# The problem:
Set all of the entries down again precisely as they are written.

# Data under study:
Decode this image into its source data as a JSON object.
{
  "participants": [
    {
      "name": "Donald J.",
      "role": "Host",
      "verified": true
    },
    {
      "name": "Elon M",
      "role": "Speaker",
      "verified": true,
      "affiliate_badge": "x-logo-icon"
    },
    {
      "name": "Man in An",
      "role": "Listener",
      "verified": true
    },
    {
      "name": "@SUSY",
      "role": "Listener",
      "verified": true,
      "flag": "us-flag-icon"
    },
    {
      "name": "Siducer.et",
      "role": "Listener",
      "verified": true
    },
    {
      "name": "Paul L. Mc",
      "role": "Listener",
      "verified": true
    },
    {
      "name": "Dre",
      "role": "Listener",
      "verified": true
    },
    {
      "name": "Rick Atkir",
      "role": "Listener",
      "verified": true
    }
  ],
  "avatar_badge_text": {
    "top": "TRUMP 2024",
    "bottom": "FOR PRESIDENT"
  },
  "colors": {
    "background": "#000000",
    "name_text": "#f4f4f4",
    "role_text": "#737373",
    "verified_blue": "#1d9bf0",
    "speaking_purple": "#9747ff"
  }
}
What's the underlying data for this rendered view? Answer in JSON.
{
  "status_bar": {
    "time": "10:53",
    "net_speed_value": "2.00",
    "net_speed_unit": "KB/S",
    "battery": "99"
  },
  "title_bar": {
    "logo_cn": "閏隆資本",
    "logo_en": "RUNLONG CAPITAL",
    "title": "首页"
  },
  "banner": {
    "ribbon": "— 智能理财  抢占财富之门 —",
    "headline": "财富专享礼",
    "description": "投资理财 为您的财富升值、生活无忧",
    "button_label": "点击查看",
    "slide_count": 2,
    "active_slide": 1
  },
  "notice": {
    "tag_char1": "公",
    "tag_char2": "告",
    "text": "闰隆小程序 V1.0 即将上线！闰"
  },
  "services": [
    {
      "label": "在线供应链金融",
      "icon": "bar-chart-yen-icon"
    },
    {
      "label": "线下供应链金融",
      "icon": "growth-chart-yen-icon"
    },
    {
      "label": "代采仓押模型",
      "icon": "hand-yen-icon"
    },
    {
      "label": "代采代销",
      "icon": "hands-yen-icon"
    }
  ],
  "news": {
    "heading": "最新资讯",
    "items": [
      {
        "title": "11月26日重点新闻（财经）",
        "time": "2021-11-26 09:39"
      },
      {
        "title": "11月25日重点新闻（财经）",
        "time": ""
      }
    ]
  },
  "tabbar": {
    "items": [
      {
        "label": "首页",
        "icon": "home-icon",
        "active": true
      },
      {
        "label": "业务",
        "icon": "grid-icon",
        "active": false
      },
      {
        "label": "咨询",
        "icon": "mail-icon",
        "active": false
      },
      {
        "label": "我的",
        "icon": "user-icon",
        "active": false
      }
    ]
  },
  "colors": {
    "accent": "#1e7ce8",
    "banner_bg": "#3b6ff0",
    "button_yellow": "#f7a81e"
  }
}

# Task response:
Decode this image into its source data as a JSON object.
{
  "participants": [
    {
      "name": "Donald J.",
      "role": "Host",
      "verified": true
    },
    {
      "name": "Elon M",
      "role": "Speaker",
      "verified": true,
      "affiliate_badge": "x-logo-icon"
    },
    {
      "name": "Man in An",
      "role": "Listener",
      "verified": true
    },
    {
      "name": "@SUSY",
      "role": "Listener",
      "verified": true,
      "flag": "us-flag-icon"
    },
    {
      "name": "Siducer.et",
      "role": "Listener",
      "verified": true
    },
    {
      "name": "Paul L. Mc",
      "role": "Listener",
      "verified": true
    },
    {
      "name": "Dre",
      "role": "Listener",
      "verified": true
    },
    {
      "name": "Rick Atkir",
      "role": "Listener",
      "verified": true
    }
  ],
  "avatar_badge_text": {
    "top": "TRUMP 2024",
    "bottom": "FOR PRESIDENT"
  },
  "colors": {
    "background": "#000000",
    "name_text": "#f4f4f4",
    "role_text": "#737373",
    "verified_blue": "#1d9bf0",
    "speaking_purple": "#9747ff"
  }
}
What's the underlying data for this rendered view? Answer in JSON.
{
  "status_bar": {
    "time": "10:53",
    "net_speed_value": "2.00",
    "net_speed_unit": "KB/S",
    "battery": "99"
  },
  "title_bar": {
    "logo_cn": "閏隆資本",
    "logo_en": "RUNLONG CAPITAL",
    "title": "首页"
  },
  "banner": {
    "ribbon": "— 智能理财  抢占财富之门 —",
    "headline": "财富专享礼",
    "description": "投资理财 为您的财富升值、生活无忧",
    "button_label": "点击查看",
    "slide_count": 2,
    "active_slide": 1
  },
  "notice": {
    "tag_char1": "公",
    "tag_char2": "告",
    "text": "闰隆小程序 V1.0 即将上线！闰"
  },
  "services": [
    {
      "label": "在线供应链金融",
      "icon": "bar-chart-yen-icon"
    },
    {
      "label": "线下供应链金融",
      "icon": "growth-chart-yen-icon"
    },
    {
      "label": "代采仓押模型",
      "icon": "hand-yen-icon"
    },
    {
      "label": "代采代销",
      "icon": "hands-yen-icon"
    }
  ],
  "news": {
    "heading": "最新资讯",
    "items": [
      {
        "title": "11月26日重点新闻（财经）",
        "time": "2021-11-26 09:39"
      },
      {
        "title": "11月25日重点新闻（财经）",
        "time": ""
      }
    ]
  },
  "tabbar": {
    "items": [
      {
        "label": "首页",
        "icon": "home-icon",
        "active": true
      },
      {
        "label": "业务",
        "icon": "grid-icon",
        "active": false
      },
      {
        "label": "咨询",
        "icon": "mail-icon",
        "active": false
      },
      {
        "label": "我的",
        "icon": "user-icon",
        "active": false
      }
    ]
  },
  "colors": {
    "accent": "#1e7ce8",
    "banner_bg": "#3b6ff0",
    "button_yellow": "#f7a81e"
  }
}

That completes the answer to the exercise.